• **YOUR GOAL**
Could you set down all of the data again, exactly as it stands?
>>>>
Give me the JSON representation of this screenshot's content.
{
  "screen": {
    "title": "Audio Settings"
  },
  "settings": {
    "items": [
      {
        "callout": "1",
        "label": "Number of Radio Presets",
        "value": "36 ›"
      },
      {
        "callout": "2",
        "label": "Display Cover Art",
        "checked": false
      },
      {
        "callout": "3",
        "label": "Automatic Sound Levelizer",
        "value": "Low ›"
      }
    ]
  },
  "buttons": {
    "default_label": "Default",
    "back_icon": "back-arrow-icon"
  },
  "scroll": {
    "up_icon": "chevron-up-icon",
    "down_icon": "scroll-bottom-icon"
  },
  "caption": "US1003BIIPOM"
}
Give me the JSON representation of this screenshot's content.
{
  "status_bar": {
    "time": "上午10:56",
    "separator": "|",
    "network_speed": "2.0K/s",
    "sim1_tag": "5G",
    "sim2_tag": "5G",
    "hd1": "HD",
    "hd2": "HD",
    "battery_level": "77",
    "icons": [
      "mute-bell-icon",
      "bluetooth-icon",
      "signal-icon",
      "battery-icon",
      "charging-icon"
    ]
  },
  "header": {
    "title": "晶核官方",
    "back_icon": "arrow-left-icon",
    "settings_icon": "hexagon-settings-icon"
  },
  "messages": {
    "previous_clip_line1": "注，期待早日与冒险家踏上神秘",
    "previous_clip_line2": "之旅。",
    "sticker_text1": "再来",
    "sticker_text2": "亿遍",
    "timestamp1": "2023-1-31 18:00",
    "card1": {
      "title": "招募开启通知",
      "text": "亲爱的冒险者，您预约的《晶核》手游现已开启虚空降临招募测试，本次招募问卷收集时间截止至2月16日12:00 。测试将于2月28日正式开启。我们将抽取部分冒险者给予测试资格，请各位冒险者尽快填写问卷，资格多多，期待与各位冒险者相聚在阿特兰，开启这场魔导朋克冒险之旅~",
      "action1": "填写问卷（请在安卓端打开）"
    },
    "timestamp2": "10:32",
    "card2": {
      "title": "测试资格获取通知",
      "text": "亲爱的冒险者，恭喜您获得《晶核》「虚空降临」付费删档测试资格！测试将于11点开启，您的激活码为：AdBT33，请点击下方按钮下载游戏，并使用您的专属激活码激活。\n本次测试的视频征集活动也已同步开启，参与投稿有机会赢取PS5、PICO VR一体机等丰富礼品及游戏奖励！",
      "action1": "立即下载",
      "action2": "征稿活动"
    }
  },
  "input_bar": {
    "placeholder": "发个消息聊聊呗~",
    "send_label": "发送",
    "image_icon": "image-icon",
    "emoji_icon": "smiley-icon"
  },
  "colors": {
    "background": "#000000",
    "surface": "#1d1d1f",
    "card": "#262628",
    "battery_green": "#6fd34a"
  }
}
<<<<
• **TASK RESULT**
Give me the JSON representation of this screenshot's content.
{
  "screen": {
    "title": "Audio Settings"
  },
  "settings": {
    "items": [
      {
        "callout": "1",
        "label": "Number of Radio Presets",
        "value": "36 ›"
      },
      {
        "callout": "2",
        "label": "Display Cover Art",
        "checked": false
      },
      {
        "callout": "3",
        "label": "Automatic Sound Levelizer",
        "value": "Low ›"
      }
    ]
  },
  "buttons": {
    "default_label": "Default",
    "back_icon": "back-arrow-icon"
  },
  "scroll": {
    "up_icon": "chevron-up-icon",
    "down_icon": "scroll-bottom-icon"
  },
  "caption": "US1003BIIPOM"
}
Give me the JSON representation of this screenshot's content.
{
  "status_bar": {
    "time": "上午10:56",
    "separator": "|",
    "network_speed": "2.0K/s",
    "sim1_tag": "5G",
    "sim2_tag": "5G",
    "hd1": "HD",
    "hd2": "HD",
    "battery_level": "77",
    "icons": [
      "mute-bell-icon",
      "bluetooth-icon",
      "signal-icon",
      "battery-icon",
      "charging-icon"
    ]
  },
  "header": {
    "title": "晶核官方",
    "back_icon": "arrow-left-icon",
    "settings_icon": "hexagon-settings-icon"
  },
  "messages": {
    "previous_clip_line1": "注，期待早日与冒险家踏上神秘",
    "previous_clip_line2": "之旅。",
    "sticker_text1": "再来",
    "sticker_text2": "亿遍",
    "timestamp1": "2023-1-31 18:00",
    "card1": {
      "title": "招募开启通知",
      "text": "亲爱的冒险者，您预约的《晶核》手游现已开启虚空降临招募测试，本次招募问卷收集时间截止至2月16日12:00 。测试将于2月28日正式开启。我们将抽取部分冒险者给予测试资格，请各位冒险者尽快填写问卷，资格多多，期待与各位冒险者相聚在阿特兰，开启这场魔导朋克冒险之旅~",
      "action1": "填写问卷（请在安卓端打开）"
    },
    "timestamp2": "10:32",
    "card2": {
      "title": "测试资格获取通知",
      "text": "亲爱的冒险者，恭喜您获得《晶核》「虚空降临」付费删档测试资格！测试将于11点开启，您的激活码为：AdBT33，请点击下方按钮下载游戏，并使用您的专属激活码激活。\n本次测试的视频征集活动也已同步开启，参与投稿有机会赢取PS5、PICO VR一体机等丰富礼品及游戏奖励！",
      "action1": "立即下载",
      "action2": "征稿活动"
    }
  },
  "input_bar": {
    "placeholder": "发个消息聊聊呗~",
    "send_label": "发送",
    "image_icon": "image-icon",
    "emoji_icon": "smiley-icon"
  },
  "colors": {
    "background": "#000000",
    "surface": "#1d1d1f",
    "card": "#262628",
    "battery_green": "#6fd34a"
  }
}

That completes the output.